Projektbeispiel: Calculation of Mechanical Lock System

Calculation of Mechanical Lock Systems

Mechanical cylinder locks possess a number of important design constraints that uniquely distinguish them from their electronic counterparts. Apart from manufacturing costs, a cylinder's most significant limitations are the upper bound on its outer dimensions as well as the lower bound on the size of its internal mechanical security features (pins). Cylinders cannot be very large as to still fit into doors and avoid the need for large keys. Pins cannot be too small in order to withstand wear and tear and provide appropriate physical security.

Even more complex than a single cylinder is the design of an ensemble of `related' locks as it may occur in an apartment or office building, a factory, or a hospital, for example. Instead of controlling access to one resource, the set of open/not-open relationships
between all the keys and locks of such a \textit{lock system} may encode a complex and diverse hierarchy of privileges for each individual key, from the benign opening of the front entrance by all staff to heavily restricted access of confidential documents or hazardous materials by selected personnel only.

For the mathematician or computer scientist, lock system design poses a fascinating array of theoretical and computational challenges.

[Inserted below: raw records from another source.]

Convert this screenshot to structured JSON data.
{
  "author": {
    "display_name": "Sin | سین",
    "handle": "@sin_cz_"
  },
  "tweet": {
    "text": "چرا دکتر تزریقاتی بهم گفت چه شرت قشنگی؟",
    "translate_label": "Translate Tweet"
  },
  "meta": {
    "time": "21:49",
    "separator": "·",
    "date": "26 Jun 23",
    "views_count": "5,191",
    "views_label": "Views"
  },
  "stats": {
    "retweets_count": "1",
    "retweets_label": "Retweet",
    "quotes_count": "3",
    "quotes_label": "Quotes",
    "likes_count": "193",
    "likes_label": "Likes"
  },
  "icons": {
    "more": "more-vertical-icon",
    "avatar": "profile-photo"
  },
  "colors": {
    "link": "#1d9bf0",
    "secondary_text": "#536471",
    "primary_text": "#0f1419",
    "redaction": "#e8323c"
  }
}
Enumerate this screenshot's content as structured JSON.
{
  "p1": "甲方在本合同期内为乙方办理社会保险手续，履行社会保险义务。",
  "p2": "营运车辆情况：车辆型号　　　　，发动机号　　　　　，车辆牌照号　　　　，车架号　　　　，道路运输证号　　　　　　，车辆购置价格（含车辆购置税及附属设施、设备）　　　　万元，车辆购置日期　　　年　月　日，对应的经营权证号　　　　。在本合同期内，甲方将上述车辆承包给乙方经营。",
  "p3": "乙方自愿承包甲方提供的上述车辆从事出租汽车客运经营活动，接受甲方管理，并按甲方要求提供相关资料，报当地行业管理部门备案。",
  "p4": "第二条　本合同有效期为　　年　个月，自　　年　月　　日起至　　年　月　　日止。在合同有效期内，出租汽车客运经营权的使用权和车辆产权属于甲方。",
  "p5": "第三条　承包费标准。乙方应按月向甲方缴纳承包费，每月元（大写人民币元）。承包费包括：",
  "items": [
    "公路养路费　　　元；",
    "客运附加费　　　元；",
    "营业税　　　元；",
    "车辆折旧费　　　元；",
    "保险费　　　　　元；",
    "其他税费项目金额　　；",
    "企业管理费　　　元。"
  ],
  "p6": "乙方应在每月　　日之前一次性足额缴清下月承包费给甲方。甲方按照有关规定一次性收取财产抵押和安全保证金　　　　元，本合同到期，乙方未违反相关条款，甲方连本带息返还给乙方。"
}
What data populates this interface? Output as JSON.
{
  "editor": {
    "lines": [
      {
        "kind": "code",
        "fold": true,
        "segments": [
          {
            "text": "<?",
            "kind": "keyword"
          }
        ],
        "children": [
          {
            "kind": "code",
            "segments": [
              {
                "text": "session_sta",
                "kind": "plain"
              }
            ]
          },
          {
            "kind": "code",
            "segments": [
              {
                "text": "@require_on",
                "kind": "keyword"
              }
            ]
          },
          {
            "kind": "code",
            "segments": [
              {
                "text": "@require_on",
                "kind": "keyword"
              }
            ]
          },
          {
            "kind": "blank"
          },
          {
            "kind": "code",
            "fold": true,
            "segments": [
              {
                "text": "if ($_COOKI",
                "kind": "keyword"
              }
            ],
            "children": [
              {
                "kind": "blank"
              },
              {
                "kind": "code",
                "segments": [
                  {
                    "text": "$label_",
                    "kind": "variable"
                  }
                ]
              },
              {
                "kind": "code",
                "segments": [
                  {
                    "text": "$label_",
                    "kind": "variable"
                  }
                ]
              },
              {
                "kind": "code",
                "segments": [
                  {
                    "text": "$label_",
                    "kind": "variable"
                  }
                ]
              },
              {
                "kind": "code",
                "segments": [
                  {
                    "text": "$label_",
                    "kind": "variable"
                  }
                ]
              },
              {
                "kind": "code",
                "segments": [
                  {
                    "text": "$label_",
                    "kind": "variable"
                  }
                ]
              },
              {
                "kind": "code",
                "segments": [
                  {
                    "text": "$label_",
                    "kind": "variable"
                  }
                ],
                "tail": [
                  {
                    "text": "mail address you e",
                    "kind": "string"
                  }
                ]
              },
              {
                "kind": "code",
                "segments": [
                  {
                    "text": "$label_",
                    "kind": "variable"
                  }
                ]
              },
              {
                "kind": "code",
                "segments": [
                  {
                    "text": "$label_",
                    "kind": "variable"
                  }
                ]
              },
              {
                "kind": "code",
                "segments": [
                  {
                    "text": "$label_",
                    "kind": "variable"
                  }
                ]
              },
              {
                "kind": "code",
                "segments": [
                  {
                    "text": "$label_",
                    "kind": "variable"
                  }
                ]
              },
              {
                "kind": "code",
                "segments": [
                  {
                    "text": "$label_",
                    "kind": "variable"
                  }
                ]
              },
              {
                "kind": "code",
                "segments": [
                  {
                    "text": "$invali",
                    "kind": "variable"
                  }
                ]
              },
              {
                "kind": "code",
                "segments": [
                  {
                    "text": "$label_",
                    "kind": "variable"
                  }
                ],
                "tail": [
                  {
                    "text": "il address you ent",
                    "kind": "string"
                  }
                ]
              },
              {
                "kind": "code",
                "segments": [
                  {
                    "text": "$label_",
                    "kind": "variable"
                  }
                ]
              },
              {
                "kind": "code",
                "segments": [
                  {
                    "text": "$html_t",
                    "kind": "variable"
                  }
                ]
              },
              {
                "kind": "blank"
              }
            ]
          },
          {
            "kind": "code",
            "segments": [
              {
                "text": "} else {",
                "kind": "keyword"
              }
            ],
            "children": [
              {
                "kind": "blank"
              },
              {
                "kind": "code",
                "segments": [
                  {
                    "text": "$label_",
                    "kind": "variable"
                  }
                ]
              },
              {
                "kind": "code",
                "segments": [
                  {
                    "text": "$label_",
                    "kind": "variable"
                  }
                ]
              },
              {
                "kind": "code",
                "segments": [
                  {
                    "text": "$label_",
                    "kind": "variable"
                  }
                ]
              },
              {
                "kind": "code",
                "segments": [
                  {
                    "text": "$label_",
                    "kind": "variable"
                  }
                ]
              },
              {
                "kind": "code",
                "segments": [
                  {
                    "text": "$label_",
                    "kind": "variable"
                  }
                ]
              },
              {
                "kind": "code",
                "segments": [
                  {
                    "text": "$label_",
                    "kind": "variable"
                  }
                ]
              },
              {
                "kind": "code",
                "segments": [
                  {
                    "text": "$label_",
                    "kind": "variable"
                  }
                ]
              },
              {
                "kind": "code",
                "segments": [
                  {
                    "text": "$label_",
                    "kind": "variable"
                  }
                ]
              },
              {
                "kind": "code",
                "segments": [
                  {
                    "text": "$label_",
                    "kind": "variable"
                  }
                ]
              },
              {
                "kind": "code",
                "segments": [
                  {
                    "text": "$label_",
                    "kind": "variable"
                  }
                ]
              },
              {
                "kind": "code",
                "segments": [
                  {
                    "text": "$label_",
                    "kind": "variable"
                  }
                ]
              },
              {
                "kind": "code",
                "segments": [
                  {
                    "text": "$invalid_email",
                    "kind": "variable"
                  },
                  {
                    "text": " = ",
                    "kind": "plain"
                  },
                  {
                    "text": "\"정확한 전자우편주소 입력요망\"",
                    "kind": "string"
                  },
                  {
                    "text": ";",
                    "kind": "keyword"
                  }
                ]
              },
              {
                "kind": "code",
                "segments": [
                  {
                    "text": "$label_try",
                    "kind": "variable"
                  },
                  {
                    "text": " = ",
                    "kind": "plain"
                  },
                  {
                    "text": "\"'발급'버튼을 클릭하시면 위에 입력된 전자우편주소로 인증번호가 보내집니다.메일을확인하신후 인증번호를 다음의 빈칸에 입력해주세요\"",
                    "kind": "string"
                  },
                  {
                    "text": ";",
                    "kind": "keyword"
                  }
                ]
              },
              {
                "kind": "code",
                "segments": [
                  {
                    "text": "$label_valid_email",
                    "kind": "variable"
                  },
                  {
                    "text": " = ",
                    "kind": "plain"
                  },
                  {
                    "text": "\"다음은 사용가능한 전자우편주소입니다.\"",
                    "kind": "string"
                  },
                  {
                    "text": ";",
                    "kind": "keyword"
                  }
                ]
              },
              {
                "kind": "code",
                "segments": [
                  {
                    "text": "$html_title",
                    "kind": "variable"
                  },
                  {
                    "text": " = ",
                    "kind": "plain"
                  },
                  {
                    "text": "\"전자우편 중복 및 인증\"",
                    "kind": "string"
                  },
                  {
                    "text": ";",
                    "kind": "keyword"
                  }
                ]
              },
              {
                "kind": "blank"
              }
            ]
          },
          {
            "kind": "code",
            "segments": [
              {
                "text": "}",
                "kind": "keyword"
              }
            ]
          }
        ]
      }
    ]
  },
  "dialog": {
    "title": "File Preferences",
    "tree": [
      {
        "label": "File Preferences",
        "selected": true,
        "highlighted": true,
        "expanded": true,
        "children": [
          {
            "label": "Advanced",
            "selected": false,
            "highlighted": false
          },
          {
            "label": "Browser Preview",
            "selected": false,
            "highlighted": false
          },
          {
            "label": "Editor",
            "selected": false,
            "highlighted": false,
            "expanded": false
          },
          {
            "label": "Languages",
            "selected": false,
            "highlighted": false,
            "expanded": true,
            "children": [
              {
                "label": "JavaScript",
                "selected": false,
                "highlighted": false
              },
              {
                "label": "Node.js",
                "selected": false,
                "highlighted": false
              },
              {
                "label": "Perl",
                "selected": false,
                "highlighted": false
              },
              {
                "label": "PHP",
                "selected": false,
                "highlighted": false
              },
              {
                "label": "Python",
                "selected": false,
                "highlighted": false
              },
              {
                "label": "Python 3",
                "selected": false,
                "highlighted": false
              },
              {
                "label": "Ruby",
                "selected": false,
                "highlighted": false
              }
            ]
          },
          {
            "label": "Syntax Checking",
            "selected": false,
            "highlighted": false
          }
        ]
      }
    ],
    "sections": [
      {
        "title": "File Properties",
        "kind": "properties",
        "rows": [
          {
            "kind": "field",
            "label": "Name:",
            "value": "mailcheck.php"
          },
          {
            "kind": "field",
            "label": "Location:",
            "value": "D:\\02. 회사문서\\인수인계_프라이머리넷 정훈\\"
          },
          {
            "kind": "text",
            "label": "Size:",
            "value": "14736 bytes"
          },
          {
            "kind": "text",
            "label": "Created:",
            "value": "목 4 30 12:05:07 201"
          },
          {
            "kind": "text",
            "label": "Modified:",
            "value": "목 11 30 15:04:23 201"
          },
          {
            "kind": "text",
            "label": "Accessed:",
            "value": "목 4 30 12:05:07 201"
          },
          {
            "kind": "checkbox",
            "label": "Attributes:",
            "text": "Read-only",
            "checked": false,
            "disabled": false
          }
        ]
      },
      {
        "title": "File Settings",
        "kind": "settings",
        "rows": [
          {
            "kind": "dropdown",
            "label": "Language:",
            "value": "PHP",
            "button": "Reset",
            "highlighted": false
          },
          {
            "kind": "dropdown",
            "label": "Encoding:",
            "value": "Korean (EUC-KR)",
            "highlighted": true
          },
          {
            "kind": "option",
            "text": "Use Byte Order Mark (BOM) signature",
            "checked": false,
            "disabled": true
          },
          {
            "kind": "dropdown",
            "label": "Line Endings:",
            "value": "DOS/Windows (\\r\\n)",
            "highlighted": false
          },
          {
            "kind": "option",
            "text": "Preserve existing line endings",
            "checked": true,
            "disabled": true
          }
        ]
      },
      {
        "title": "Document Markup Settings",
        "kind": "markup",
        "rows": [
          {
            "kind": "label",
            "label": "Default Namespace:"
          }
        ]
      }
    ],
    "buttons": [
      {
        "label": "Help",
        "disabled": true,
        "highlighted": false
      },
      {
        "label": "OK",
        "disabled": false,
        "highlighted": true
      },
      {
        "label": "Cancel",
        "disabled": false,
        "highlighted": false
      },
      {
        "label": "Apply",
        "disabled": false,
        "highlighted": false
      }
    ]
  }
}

Abstraction via an algebraic model shows that cylinders and keys of a lock system can be represented within an upper semilattice, where the induced partial ordering establishes the must open/must not open functions. Finding an `equivalent' sub-semilattice within the semilattice over the set of those cylinders that are mechanically realizable then embodies the heart of the lock system calculation problem.

From the graph-theory point of view, finding such a sub-semilattice is exactly the famous graph subgraph isomorphism problem which is known to be NP hard. As problem size increases, the solution via deterministic algorithms from combinatorial optimization quickly becomes intractable. In particular, conventional branch-and-bound strategies such as pruning designed to limit systematic examination of the full search space are ineffective for the graphs arising from lock systems.

For this reason, a pragmatic approach has to resort to randomized search space exploration via probabilistic heuristics that are by their very nature not guaranteed to work in all cases but do yield results for many relevant practical cases quickly enough to be useful. Among the class of randomized optimization algorithms, simulated annealing proves to be particularly relevant for our setting. However, the vast available search space makes a vanilla algorithm impractical and adaptations are necessary. Parameters such as the cooling strategy have to be carefully tuned and the design of the error function for evaluating the quality of the tentative isomorphisms must weigh the tradeoff between expressiveness and runtime costs. Finally, in order to steer the algorithm towards promising choices in the search space, we combine annealing with a pre-filter that guides selection based on an encoding computed in a pre-processing step.